Burnett, who initially lied to Joe Girardi and the training staff about the origin of the injury, said his pitching routine has not been affected by the cuts, which look healed.
"I think it is a big start for A.J.," Girardi said. "I think for him personally, because I think he wants to put it behind him and get on that roll that we thought he was getting on."
Burnett, who had allowed two runs in 132/3 innings in his previous two starts after going 0-5 in June, said he's looked at video to help him focus on his mechanics. "You look in the mirror and accept it for what it is," he said. " . . . But [it's all about] confidence out there, believing in myself, how good my stuff is."

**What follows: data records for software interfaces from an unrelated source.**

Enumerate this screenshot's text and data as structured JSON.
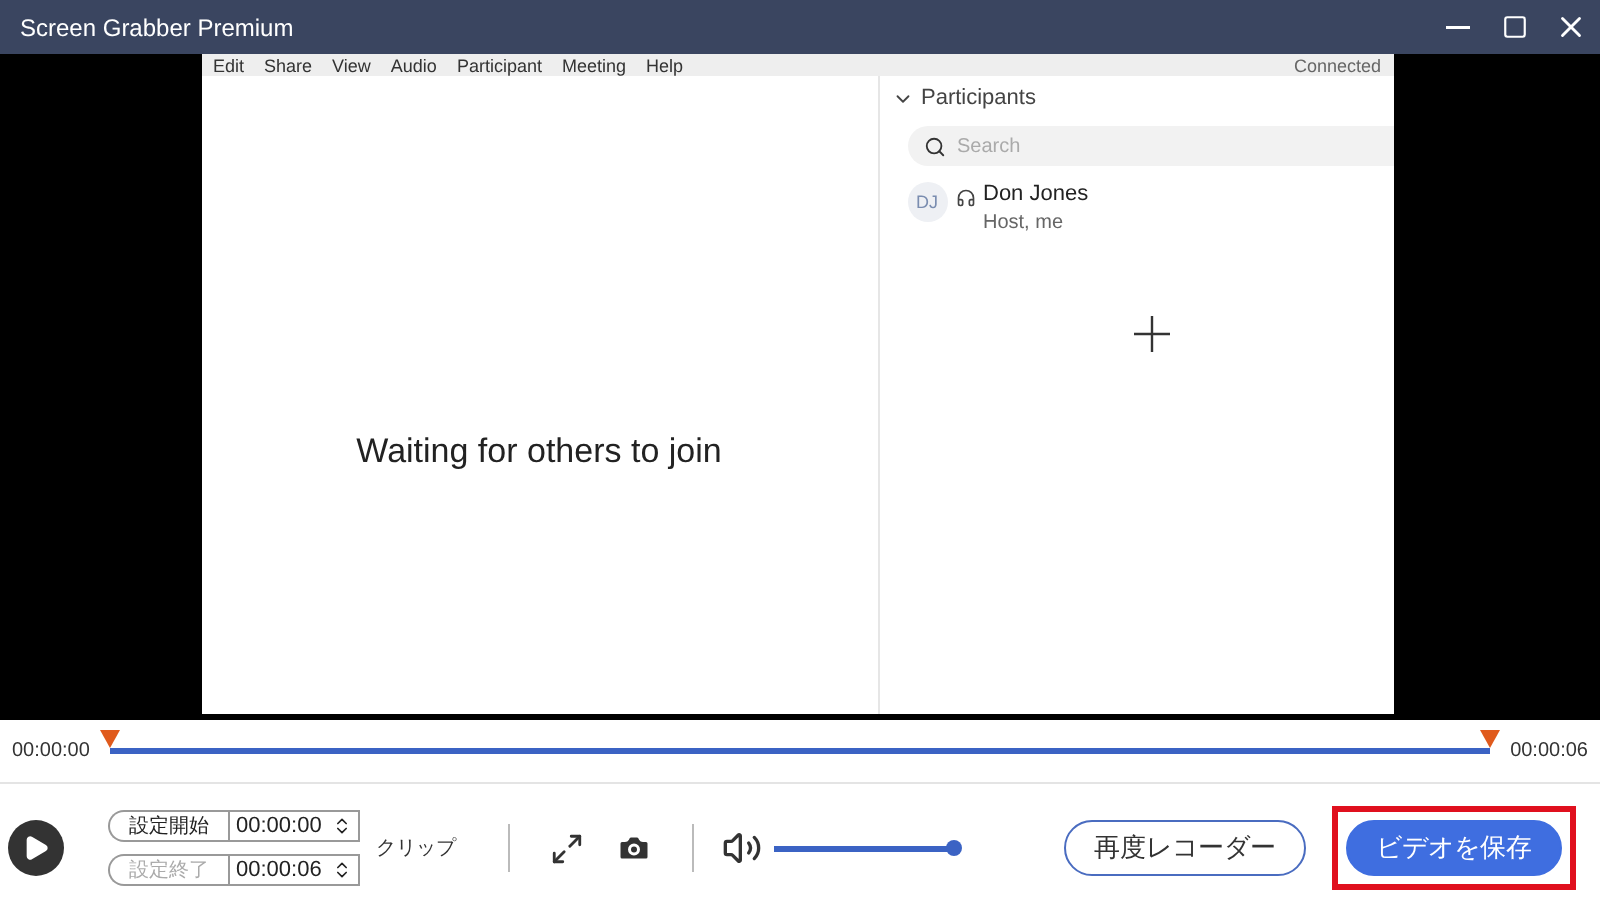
{
  "window": {
    "title": "Screen Grabber Premium"
  },
  "video": {
    "menu": [
      "Edit",
      "Share",
      "View",
      "Audio",
      "Participant",
      "Meeting",
      "Help"
    ],
    "status": "Connected",
    "message": "Waiting for others to join",
    "participants": {
      "title": "Participants",
      "expanded": true,
      "search_placeholder": "Search",
      "people": [
        {
          "initials": "DJ",
          "name": "Don Jones",
          "role": "Host, me"
        }
      ]
    }
  },
  "timeline": {
    "start_time": "00:00:00",
    "end_time": "00:00:06",
    "level": 1
  },
  "clip": {
    "start_button": "設定開始",
    "start_value": "00:00:00",
    "end_button": "設定終了",
    "end_value": "00:00:06",
    "end_disabled": true,
    "label": "クリップ"
  },
  "volume": {
    "level": 1
  },
  "buttons": [
    {
      "label": "再度レコーダー",
      "kind": "outline",
      "highlighted": false
    },
    {
      "label": "ビデオを保存",
      "kind": "primary",
      "highlighted": true
    }
  ]
}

The Yankees unveiled a 40-by-13½-foot banner of George Steinbrenner at Yankee Stadium, just behind the bleachers in rightfield. It features a photo of the late owner on a Yankees-blue background with the trademark Yankee Stadium frieze across the top, with his name, the years 1930-2010 and the phrase "The Boss."
The Yankees wore black armbands in honor of former manager Ralph Houk - who died at 90 Wednesday - below the Bob Sheppard patch on the left sleeve. A moment of silence was held . . . The Royals traded third baseman Alberto Callaspo to the Angels for righthander Sean O'Sullivan and minor-league lefthander Will Smith.